In Paralympic sports, barriers aren’t necessarily visible. That’s why understanding your identity is key to know your limits. So says Toine Klerks, team manager of Dutch wheelchair basketball teams.
Before we get to the answer, let me tell you my story. I manage the Dutch wheelchair basketball teams. Don’t be fooled by the wheelchair element: this is not a sport for the fainthearted. It is a very close relation to wheelchair rugby and you might know what the Americans call that: murder ball. It’s a fast and furious game that, like all sport, requires an enticing combination of skill, physical courage and quick thinking.
Both our men’s and women’s teams qualified for the Paralympic Games in Rio in summer 2016. It was an incredible experience. The atmosphere, in the Village, around the city and, most importantly in the stadium, was utterly inspiring. It was my first time at the Games and it went way beyond what I was expecting.
There were cheering capacity crowds of 15,000 and huge drama in all the matches. The time, effort and hard work the players had put in really paid off. The end result for us was a bronze medal. It was wonderful to come away with a tangible reward and we were then even more fired up for next time: we wanted that gold.
So back to my question: what does it take to win a medal in international sport? I have a very simple view. A major part of it is identity. My experience is in Paralympic sport but this applies across all sport, and indeed across any form of work. It is all about being yourself, understanding your strengths and weaknesses, and working with your team to be the best you can be.

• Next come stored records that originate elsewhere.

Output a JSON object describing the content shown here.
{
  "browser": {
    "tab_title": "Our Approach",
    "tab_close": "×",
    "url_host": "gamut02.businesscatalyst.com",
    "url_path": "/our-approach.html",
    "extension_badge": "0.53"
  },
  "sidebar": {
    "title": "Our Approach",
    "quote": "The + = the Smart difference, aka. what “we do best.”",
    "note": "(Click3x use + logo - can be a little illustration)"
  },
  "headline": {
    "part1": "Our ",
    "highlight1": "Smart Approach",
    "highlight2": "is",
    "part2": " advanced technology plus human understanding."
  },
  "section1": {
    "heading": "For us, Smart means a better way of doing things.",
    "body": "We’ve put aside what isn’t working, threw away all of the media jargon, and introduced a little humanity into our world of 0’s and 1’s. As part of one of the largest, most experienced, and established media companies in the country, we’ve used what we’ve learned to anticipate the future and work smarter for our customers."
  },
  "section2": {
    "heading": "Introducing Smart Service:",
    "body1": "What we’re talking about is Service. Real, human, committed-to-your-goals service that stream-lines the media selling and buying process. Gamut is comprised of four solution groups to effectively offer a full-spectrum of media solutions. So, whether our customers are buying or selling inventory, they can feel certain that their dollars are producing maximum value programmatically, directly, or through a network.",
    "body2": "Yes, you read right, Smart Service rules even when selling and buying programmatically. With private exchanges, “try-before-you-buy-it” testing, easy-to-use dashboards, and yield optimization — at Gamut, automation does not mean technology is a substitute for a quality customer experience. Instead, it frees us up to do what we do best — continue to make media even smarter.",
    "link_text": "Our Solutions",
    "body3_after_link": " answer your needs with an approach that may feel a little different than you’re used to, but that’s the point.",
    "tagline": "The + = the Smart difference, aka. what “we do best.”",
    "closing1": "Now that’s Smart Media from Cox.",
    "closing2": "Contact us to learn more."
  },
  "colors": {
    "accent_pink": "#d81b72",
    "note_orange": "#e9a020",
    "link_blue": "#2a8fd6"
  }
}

Where Paralympic sports stands apart is that the examples are often very stark. Take one of our youngest players. She found bone cancer in her leg when she was 11. She was a footballer and volleyball player, and dreamed of playing at Ajax. But after the tumour was discovered she knew the dream was over. She was – and is – perfectly able to walk but just couldn’t do her talent for sport justice. It was devastating for her. It took a lot of persuasion to encourage her to sit in a wheelchair. Who would, by choice? But once she accepted it, she suddenly had the freedom to be the sportsperson she could be. She had a great debut at the Paralympics and impressed everyone.
We also have an athlete who lost both his legs in Afghanistan as a result of friendly fire. It is unimaginable for those of us fortunate enough not to have witnessed what he has. But he is mentally very tough and basketball has given him the perfect outlet for his physical strength and sporting prowess. He is very clear that it has helped him rebuild his life.

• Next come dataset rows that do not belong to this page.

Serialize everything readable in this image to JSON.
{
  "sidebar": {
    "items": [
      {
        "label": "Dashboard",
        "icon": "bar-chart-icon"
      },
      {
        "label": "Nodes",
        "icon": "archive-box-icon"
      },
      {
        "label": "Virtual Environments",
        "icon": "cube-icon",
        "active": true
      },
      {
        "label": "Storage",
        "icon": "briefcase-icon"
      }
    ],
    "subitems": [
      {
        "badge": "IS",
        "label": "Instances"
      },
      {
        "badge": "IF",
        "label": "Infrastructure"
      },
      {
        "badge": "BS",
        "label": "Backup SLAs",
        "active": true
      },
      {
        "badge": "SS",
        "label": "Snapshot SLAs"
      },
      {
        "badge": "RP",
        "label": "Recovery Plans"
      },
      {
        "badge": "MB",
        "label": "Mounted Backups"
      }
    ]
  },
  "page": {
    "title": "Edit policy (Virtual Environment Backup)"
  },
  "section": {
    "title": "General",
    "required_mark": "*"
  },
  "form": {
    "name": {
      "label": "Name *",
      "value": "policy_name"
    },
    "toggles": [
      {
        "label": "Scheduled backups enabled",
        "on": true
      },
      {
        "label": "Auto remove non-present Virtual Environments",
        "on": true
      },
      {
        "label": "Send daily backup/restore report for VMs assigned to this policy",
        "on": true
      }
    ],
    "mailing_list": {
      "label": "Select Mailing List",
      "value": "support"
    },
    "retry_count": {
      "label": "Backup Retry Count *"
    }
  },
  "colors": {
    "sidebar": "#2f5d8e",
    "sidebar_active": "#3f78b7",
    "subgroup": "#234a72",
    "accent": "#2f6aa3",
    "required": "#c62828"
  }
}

There are plenty of reasons to learn about disabled sport. At the top of the list sits the inspirational personal stories. I’ve given you just two and I have as many as there are people in the teams.
While these experiences apply to people who have physical disabilities, we all have barriers to overcome, one way or another. These are what give us the parameters within which we define ourselves and we can choose how much we push against them to achieve our full potential.

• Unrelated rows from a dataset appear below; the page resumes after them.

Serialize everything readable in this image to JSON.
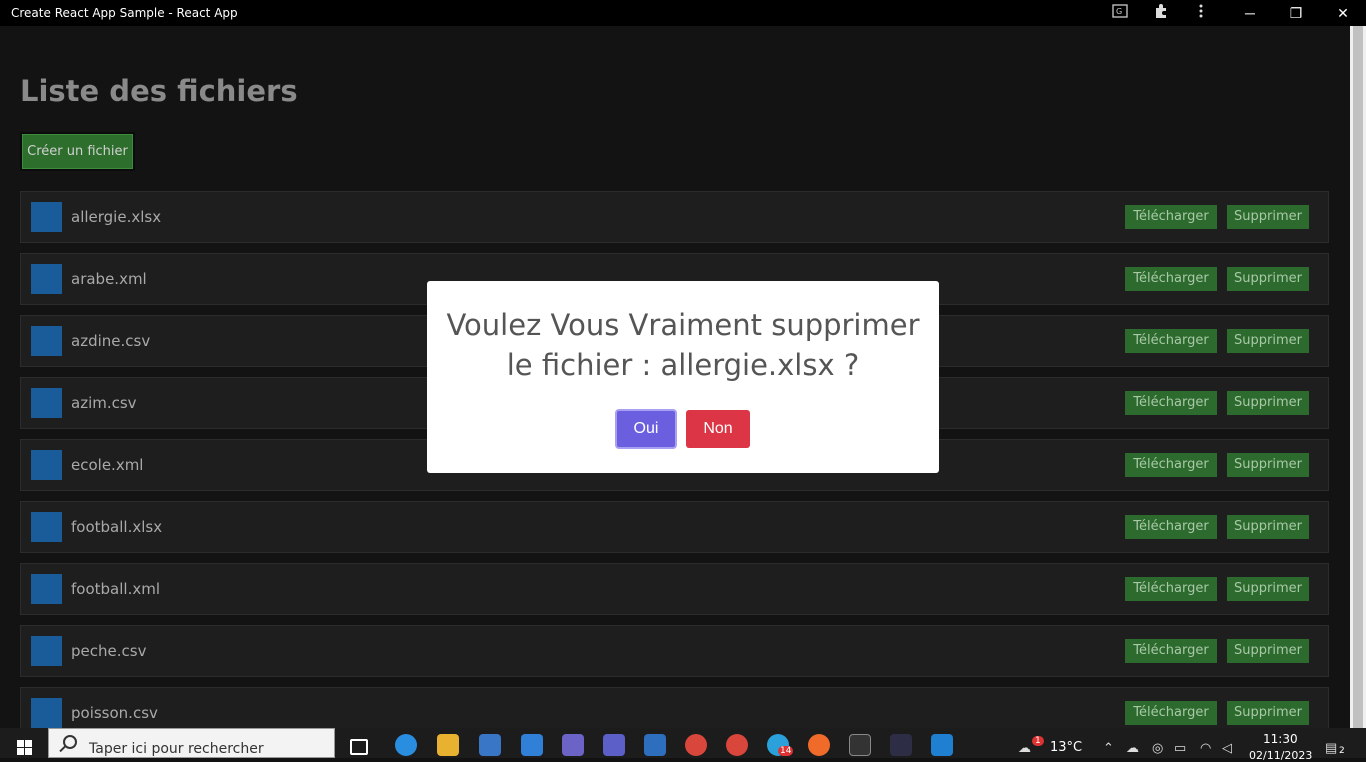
{
  "window": {
    "title": "Create React App Sample - React App",
    "minimize": "─",
    "restore": "❐",
    "close": "✕"
  },
  "page": {
    "title": "Liste des fichiers",
    "create_button": "Créer un fichier"
  },
  "files": [
    {
      "name": "allergie.xlsx"
    },
    {
      "name": "arabe.xml"
    },
    {
      "name": "azdine.csv"
    },
    {
      "name": "azim.csv"
    },
    {
      "name": "ecole.xml"
    },
    {
      "name": "football.xlsx"
    },
    {
      "name": "football.xml"
    },
    {
      "name": "peche.csv"
    },
    {
      "name": "poisson.csv"
    }
  ],
  "row_buttons": {
    "download": "Télécharger",
    "delete": "Supprimer"
  },
  "modal": {
    "line1": "Voulez Vous Vraiment supprimer",
    "line2": "le fichier : allergie.xlsx ?",
    "confirm": "Oui",
    "cancel": "Non"
  },
  "taskbar": {
    "search_placeholder": "Taper ici pour rechercher",
    "weather_badge": "1",
    "temperature": "13°C",
    "time": "11:30",
    "date": "02/11/2023",
    "telegram_badge": "14",
    "notification_count": "2"
  },
  "colors": {
    "file_icon": "#1a5c99",
    "action_green": "#2d6a2d",
    "confirm_purple": "#6b5fe0",
    "cancel_red": "#dc3545"
  }
}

The key thing is to learn exactly what that potential is. To do that, we need to understand our identity and how far we’re prepared to go to achieve what we can: the true limitations are psychological, not physical.
All photos except Rio 2016 by Mathilde Dusol. Rio 2016 photo via Basketball Experience NL.
About HARTMANN's 200-year anniversary
In 2018, HARTMANN is celebrating its 200-year anniversary. We are now counting down to our anniversary celebration in June 2018 through a series of articles that show how our employees and partners contribute to advancing healthcare, as well as discussing trends and issues that affect the healthcare systems we serve.